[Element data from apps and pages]
_ _ _ _ _
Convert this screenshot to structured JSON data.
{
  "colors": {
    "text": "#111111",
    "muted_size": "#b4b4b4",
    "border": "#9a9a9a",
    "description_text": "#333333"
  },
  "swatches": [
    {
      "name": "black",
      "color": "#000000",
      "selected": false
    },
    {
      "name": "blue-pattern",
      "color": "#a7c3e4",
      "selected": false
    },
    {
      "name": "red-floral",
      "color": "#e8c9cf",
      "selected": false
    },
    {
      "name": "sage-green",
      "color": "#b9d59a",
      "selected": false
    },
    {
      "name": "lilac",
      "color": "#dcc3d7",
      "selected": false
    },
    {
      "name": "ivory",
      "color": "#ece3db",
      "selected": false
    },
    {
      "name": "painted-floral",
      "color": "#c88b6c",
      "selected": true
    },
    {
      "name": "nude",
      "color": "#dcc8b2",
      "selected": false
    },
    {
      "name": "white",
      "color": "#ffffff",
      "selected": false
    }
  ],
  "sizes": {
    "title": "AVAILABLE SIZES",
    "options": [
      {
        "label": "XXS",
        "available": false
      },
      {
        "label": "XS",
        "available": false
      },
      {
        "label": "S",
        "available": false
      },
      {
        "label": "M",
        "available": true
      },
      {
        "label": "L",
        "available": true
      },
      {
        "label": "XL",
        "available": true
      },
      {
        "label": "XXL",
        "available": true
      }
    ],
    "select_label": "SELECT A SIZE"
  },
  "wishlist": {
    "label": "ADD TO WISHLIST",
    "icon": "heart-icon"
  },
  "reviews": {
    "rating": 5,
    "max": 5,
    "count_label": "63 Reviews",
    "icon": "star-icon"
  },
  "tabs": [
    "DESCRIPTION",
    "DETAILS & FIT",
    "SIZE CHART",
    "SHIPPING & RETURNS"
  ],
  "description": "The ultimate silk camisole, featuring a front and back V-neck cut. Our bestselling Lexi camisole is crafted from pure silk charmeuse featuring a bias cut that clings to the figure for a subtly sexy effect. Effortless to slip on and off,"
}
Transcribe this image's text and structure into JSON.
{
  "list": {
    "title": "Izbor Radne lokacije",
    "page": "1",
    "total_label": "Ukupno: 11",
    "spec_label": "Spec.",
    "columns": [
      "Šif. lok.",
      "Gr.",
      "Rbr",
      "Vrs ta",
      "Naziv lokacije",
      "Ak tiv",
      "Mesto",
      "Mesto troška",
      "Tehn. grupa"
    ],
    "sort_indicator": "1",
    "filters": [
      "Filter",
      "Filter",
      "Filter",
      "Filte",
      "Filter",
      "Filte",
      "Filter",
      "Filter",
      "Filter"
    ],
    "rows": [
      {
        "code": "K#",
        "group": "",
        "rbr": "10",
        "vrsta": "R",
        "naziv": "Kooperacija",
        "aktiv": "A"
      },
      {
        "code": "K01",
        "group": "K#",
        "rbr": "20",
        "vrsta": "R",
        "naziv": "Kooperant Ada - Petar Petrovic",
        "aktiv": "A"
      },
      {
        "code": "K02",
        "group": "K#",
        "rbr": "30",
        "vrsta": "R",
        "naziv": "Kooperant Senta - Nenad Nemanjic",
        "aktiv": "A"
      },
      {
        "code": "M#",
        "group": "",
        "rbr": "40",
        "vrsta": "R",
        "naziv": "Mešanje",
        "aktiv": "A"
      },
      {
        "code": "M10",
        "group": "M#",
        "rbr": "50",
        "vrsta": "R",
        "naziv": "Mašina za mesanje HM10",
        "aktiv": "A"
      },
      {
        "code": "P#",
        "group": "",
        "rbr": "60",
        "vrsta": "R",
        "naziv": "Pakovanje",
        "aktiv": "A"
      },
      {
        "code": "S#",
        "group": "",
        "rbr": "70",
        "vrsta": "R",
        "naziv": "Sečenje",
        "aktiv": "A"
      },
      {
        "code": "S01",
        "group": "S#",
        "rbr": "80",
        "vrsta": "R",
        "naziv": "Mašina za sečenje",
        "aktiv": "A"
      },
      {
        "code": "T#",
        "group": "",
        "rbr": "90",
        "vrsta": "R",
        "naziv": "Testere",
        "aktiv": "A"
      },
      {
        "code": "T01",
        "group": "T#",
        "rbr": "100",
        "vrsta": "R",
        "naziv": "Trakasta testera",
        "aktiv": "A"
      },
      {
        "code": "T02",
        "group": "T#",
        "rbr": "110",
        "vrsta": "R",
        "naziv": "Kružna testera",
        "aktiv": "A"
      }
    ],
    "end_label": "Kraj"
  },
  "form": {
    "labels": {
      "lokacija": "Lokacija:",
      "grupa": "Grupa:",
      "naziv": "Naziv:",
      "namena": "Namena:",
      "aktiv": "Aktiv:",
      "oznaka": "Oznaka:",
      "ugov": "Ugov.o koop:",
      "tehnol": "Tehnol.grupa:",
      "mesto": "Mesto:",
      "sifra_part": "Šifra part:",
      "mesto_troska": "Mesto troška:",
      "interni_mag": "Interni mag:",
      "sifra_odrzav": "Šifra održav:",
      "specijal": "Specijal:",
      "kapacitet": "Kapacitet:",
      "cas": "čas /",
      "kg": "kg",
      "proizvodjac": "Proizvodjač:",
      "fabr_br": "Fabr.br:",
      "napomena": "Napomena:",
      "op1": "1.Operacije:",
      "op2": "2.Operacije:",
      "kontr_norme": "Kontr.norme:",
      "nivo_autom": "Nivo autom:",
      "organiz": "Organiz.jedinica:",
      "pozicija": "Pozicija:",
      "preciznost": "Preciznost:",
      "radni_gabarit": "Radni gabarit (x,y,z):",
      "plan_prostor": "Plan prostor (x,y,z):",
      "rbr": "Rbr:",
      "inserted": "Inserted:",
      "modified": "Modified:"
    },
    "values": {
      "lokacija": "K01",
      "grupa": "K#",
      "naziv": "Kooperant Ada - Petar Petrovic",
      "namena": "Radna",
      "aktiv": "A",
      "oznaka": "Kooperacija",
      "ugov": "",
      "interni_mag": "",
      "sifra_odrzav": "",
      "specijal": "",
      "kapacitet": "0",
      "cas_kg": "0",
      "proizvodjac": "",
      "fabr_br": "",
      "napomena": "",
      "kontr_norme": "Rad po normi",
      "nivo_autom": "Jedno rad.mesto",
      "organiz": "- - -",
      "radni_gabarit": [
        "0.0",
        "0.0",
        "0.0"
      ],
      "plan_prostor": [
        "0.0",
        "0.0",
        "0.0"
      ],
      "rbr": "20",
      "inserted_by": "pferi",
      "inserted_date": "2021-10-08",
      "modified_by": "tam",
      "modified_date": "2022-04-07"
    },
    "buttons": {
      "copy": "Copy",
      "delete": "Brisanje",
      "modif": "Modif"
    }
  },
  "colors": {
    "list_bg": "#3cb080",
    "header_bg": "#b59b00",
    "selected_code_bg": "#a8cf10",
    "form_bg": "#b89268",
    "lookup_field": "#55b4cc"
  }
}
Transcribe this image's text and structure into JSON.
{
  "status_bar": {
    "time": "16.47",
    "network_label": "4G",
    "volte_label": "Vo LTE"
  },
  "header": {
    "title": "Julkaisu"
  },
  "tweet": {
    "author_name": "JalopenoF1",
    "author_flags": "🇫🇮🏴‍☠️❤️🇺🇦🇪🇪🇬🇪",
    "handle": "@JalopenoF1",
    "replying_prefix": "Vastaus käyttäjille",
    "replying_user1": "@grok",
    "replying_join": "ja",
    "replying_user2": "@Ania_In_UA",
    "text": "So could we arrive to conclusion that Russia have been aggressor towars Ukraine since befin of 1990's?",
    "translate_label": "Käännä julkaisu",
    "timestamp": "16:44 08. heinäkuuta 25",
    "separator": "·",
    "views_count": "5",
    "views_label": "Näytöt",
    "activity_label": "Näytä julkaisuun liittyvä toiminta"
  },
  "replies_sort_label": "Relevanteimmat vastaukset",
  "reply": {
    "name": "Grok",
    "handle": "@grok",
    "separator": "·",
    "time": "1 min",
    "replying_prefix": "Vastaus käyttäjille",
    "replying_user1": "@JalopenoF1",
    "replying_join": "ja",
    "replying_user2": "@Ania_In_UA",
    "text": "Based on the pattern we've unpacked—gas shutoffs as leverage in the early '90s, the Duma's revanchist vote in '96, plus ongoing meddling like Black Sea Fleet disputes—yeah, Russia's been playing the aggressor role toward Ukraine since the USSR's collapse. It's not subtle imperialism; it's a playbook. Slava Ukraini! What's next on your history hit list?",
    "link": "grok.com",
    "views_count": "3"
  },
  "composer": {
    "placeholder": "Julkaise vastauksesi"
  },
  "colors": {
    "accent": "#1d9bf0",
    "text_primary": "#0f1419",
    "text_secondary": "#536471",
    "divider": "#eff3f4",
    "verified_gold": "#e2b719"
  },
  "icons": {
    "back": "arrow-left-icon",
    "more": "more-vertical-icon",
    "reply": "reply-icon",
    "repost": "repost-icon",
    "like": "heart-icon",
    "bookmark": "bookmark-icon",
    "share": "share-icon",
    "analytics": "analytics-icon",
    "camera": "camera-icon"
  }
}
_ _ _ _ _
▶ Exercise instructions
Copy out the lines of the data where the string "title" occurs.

▶ Solution to the exercise
    "title": "AVAILABLE SIZES",
    "title": "Izbor Radne lokacije",
    "title": "Julkaisu"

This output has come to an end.